Saqutinan the California Condor

The results are in: Saqutinan (pronounced “sah-koo-TEE-nahn”), our California condor chick being raised on CondorCam at the San Diego Zoo Safari Park is a male!

He is now over 100 days old and is starting to get his big bird feathers! As many of our regular viewers have noticed, his flight feathers are growing in. Some of the first feathers that start to grow are the wing feathers. It is easy to see the feathers growing through the chick’s down – the down feathers are gray, but the new flight feathers are black. The long feathers that grow from the tip of the wing are called “primary feathers” and the feathers from the wrist to the armpit are “secondary feathers.” Primary and secondary feathers are the giant feathers that make the California condor’s wing so large and impressive. An adult can have a wingspan of up to 9 ½ feet! We are estimating our chick’s wingspan to be around five feet right now—between the size of a red-tailed hawk and a bald eagle. His tail feathers are also starting to grow. They’re a little harder to see on camera, but you should be able to spot them soon.

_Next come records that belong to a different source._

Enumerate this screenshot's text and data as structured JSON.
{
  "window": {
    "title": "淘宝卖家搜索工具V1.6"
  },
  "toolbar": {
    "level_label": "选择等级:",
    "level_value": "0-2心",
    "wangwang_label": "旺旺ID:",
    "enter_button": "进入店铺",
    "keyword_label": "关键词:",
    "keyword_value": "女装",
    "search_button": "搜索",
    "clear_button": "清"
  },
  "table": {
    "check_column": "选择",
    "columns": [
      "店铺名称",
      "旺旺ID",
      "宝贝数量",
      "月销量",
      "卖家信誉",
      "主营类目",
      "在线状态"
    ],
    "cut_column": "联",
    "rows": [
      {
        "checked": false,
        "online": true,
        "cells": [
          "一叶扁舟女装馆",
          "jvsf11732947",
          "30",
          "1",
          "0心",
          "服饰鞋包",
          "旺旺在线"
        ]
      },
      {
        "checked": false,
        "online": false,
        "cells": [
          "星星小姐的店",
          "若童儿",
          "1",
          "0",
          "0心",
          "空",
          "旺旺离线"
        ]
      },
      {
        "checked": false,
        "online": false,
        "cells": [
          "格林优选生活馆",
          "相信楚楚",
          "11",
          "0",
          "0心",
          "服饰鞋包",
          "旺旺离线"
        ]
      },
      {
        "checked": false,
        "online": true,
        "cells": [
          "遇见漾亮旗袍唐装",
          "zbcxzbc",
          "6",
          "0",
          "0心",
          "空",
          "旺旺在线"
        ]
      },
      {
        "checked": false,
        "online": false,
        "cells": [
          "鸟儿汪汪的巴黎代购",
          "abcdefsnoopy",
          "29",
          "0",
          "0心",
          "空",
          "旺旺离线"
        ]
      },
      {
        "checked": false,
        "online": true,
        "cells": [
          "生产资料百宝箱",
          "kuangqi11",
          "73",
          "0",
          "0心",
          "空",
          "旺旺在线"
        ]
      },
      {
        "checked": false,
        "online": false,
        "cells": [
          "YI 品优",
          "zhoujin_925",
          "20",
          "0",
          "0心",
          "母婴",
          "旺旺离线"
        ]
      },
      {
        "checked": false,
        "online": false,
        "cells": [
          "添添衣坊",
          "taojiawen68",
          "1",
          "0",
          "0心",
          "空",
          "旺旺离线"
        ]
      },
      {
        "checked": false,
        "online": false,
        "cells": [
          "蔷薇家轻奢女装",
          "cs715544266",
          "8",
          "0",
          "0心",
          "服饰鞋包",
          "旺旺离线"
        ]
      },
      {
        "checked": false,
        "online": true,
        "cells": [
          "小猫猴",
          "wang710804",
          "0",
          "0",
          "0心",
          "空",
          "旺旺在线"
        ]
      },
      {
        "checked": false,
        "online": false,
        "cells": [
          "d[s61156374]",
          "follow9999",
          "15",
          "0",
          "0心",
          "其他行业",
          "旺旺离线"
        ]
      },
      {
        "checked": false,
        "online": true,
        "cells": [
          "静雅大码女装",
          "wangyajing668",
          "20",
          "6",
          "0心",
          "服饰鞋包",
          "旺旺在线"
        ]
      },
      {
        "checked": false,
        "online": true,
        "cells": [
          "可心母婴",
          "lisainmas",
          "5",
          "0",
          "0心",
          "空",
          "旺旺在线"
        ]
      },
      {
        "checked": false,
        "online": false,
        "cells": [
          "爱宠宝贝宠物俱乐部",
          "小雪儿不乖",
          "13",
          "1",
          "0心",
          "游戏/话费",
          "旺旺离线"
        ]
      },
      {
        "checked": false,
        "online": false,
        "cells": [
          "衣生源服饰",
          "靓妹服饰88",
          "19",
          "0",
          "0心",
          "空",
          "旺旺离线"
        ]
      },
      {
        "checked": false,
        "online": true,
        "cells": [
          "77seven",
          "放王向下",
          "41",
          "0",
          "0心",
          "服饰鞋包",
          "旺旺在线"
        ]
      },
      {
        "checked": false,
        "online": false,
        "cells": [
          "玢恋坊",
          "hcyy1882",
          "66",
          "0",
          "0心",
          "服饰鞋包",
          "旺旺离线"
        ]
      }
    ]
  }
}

After the wing and tail feathers fill in, the feathers on the chick’s back will start to grow, as well as the small feathers on the top of the wing (called “coverts”). Even though many new, black feathers will be covering parts of his body, he will still have lots of gray down showing, making it easy to differentiate him from his parents. Eventually, his light-colored skin will turn dark grey or black and be covered with fine, fuzzy feathers, but this won’t happen until well after he leaves the nest. His skin will stay dark until he reaches maturity at six years and it turns pink-orange, just like his parents’, Sisquoc and Shatash.

Saqutinan had his second health exam on June 20 during which our veterinary staff were able to administer his second, and final, West Nile virus inoculation. A blood sample was obtained and he weighed in at 6.25 kg, over half of his projected adult weight. Even though our little guy is getting big, he still has room to grow!

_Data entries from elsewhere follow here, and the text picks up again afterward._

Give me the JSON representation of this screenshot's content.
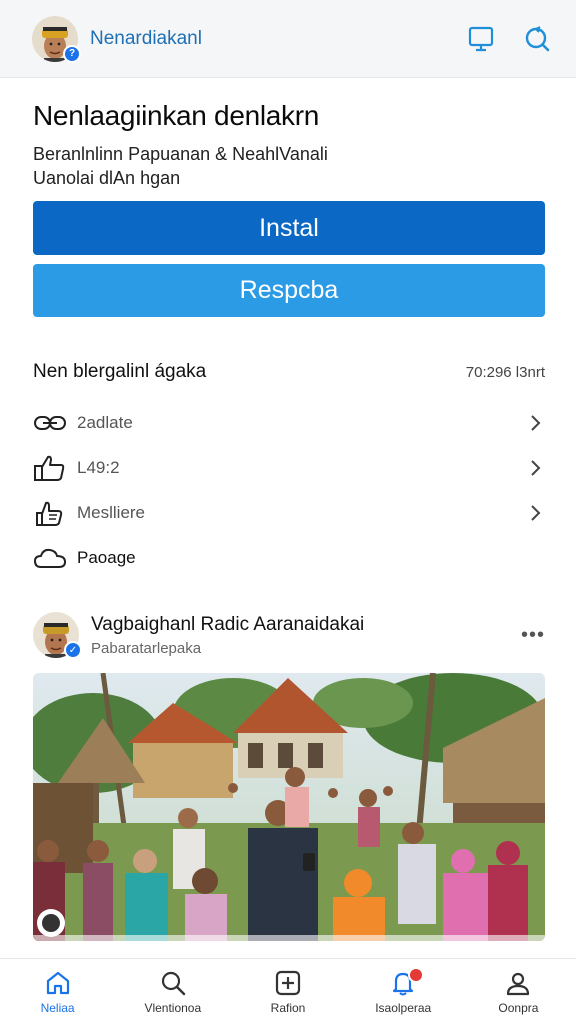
{
  "header": {
    "app_title": "Nenardiakanl",
    "icons": [
      "avatar",
      "monitor-icon",
      "refresh-search-icon"
    ]
  },
  "hero": {
    "title": "Nenlaagiinkan denlakrn",
    "subtitle_line1": "Beranlnlinn Papuanan & NeahlVanali",
    "subtitle_line2": "Uanolai dlAn hgan"
  },
  "actions": {
    "primary_label": "Instal",
    "secondary_label": "Respcba"
  },
  "details": {
    "heading": "Nen blergalinl ágaka",
    "heading_value": "70:296 l3nrt",
    "rows": [
      {
        "icon": "link-icon",
        "label": "2adlate"
      },
      {
        "icon": "thumbs-up-icon",
        "label": "L49:2"
      },
      {
        "icon": "hand-icon",
        "label": "Meslliere"
      },
      {
        "icon": "cloud-icon",
        "label": "Paoage"
      }
    ]
  },
  "post": {
    "author": "Vagbaighanl Radic Aaranaidakai",
    "subtitle": "Pabaratarlepaka",
    "more": "•••"
  },
  "bottom_nav": [
    {
      "label": "Neliaa",
      "icon": "home-icon",
      "active": true
    },
    {
      "label": "Vlentionoa",
      "icon": "search-icon",
      "active": false
    },
    {
      "label": "Rafion",
      "icon": "add-box-icon",
      "active": false
    },
    {
      "label": "Isaolperaa",
      "icon": "notifications-icon",
      "active": false
    },
    {
      "label": "Oonpra",
      "icon": "profile-icon",
      "active": false
    }
  ],
  "colors": {
    "primary": "#0b68c4",
    "secondary": "#2b9be6",
    "accent": "#1a73e8"
  }
}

The adult condors normally are fed four days per week. The other three days of the week, they are fasted. These birds often will not eat every day in the wild, sometimes fasting for up to two weeks, so our nutritionists recommend not feeding them every day to prevent obesity and food waste. Their diet, depending on the day, can consist of rats, rabbits, trout, beef spleen, or ground meat. We offer 2 to 3 pounds of food per bird per feeding day. When the condors are raising a chick, in addition to their normal diet, we offer extra food every day: 1 rat, 1.5 pounds of beef spleen, 1 trout, and half a pound of ground meat. They don’t end up feeding all of this food to the chick, but we want to be sure that they have enough for the growing baby. It’s difficult to calculate exactly how much food the chick is eating each day, but we estimate that he could be eating 1.5 to 2.5 pounds of food per day.

Saqutinan may soon start to jump up onto the nest box barrier to get a better view of the outside world. Stay tuned for our next blog that will discuss this next big milestone!

Ron Webb is a senior keeper at the San Diego Zoo Safari Park. Read his previous blog, The First Health Exam for Saqutinan.